Four air forces have opted for the A330MRTT to date, and Airbus Military is marketing the tanker worldwide. Current prospects include Brazil, France, India Korea and Singapore. But the big prize of a U.S. Air Force contract eluded the European manufacturer, which lost out to Boeing after two controversial, hotly fought competitions.
The Voyager version for the RAF described in this article can refuel only probe-equipped aircraft. Seven of the Voyagers are equipped with a Cobham 805E centerline fuselage refueling unit (FRU) in the rear lower fuselage, making them three-point tankers; all 14 can carry a Cobham 905E refueling pod under each wing.
The Royal Australian Air Force (RAAF) was the launch customer for the A330MRTT, with an order for five. Its aircraft have the wing refueling pods, plus a refueling boom instead of an FRU. The Airbus-designed boom has encountered development problems, and the RAAF has not yet qualified it for service. The RAAF uses the designation KC-30A for the aircraft.
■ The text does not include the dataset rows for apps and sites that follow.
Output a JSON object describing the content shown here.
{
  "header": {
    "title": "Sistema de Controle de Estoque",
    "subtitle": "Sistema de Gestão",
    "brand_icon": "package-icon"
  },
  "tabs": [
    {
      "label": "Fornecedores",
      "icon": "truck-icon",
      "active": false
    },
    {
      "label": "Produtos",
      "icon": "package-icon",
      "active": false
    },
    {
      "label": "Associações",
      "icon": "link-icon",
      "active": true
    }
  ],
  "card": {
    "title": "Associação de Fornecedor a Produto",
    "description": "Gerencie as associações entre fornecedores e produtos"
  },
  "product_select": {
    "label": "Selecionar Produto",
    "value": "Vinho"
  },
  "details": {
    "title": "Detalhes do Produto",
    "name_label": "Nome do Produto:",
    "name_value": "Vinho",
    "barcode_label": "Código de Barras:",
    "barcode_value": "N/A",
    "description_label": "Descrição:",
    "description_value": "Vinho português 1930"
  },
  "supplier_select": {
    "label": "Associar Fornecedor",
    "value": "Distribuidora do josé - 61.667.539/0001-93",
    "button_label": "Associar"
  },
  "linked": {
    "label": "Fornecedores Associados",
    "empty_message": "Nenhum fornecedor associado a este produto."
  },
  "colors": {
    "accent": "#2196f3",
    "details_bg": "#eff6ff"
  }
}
The Royal Saudi Air Force (six on order) and the UAE Air Force (three) have both received their first A330MRTTs. They also have the aerial boom refueling system (ARBS) as well as the drogue-equipped wing pods.
The Australian, Saudi and UAE aircraft all have an aerial refueling receptacle above the forward fuselage, allowing the A330MRTT itself to be refueled from other aerial tankers.
The Australian and Saudi aircraft are powered by two GE CF6-80E1 turbofans whereas the British and UAE aircraft have Rolls-Royce Trent 700s.